#### [TRY IT]
Each of the records must appear again, exactly as it was written.

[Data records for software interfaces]
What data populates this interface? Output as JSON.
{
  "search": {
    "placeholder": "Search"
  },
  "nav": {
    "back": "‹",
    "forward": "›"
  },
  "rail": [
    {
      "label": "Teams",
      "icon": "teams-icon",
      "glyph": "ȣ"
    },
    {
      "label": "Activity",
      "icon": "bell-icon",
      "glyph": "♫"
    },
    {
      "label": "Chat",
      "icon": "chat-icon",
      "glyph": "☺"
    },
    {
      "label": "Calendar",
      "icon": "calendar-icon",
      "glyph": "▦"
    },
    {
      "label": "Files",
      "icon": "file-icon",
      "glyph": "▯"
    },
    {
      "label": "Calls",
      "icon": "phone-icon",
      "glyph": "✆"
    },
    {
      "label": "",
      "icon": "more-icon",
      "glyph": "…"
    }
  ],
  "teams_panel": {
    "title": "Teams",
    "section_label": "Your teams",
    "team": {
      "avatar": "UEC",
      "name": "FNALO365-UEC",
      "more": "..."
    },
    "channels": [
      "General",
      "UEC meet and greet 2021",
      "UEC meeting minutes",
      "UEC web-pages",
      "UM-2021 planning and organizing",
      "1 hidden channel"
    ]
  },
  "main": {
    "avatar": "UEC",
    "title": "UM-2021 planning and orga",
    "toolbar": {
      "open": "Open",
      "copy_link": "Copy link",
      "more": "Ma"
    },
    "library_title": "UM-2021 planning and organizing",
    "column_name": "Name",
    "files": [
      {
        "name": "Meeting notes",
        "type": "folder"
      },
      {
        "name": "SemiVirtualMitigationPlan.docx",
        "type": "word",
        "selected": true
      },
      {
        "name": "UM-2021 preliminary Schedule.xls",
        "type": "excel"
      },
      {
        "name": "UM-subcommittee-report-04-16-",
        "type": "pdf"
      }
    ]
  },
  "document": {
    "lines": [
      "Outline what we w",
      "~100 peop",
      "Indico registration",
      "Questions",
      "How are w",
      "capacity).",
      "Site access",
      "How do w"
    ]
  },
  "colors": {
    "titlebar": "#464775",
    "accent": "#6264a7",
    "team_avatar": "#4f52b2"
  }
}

#### [ANSWER AREA]
What data populates this interface? Output as JSON.
{
  "search": {
    "placeholder": "Search"
  },
  "nav": {
    "back": "‹",
    "forward": "›"
  },
  "rail": [
    {
      "label": "Teams",
      "icon": "teams-icon",
      "glyph": "ȣ"
    },
    {
      "label": "Activity",
      "icon": "bell-icon",
      "glyph": "♫"
    },
    {
      "label": "Chat",
      "icon": "chat-icon",
      "glyph": "☺"
    },
    {
      "label": "Calendar",
      "icon": "calendar-icon",
      "glyph": "▦"
    },
    {
      "label": "Files",
      "icon": "file-icon",
      "glyph": "▯"
    },
    {
      "label": "Calls",
      "icon": "phone-icon",
      "glyph": "✆"
    },
    {
      "label": "",
      "icon": "more-icon",
      "glyph": "…"
    }
  ],
  "teams_panel": {
    "title": "Teams",
    "section_label": "Your teams",
    "team": {
      "avatar": "UEC",
      "name": "FNALO365-UEC",
      "more": "..."
    },
    "channels": [
      "General",
      "UEC meet and greet 2021",
      "UEC meeting minutes",
      "UEC web-pages",
      "UM-2021 planning and organizing",
      "1 hidden channel"
    ]
  },
  "main": {
    "avatar": "UEC",
    "title": "UM-2021 planning and orga",
    "toolbar": {
      "open": "Open",
      "copy_link": "Copy link",
      "more": "Ma"
    },
    "library_title": "UM-2021 planning and organizing",
    "column_name": "Name",
    "files": [
      {
        "name": "Meeting notes",
        "type": "folder"
      },
      {
        "name": "SemiVirtualMitigationPlan.docx",
        "type": "word",
        "selected": true
      },
      {
        "name": "UM-2021 preliminary Schedule.xls",
        "type": "excel"
      },
      {
        "name": "UM-subcommittee-report-04-16-",
        "type": "pdf"
      }
    ]
  },
  "document": {
    "lines": [
      "Outline what we w",
      "~100 peop",
      "Indico registration",
      "Questions",
      "How are w",
      "capacity).",
      "Site access",
      "How do w"
    ]
  },
  "colors": {
    "titlebar": "#464775",
    "accent": "#6264a7",
    "team_avatar": "#4f52b2"
  }
}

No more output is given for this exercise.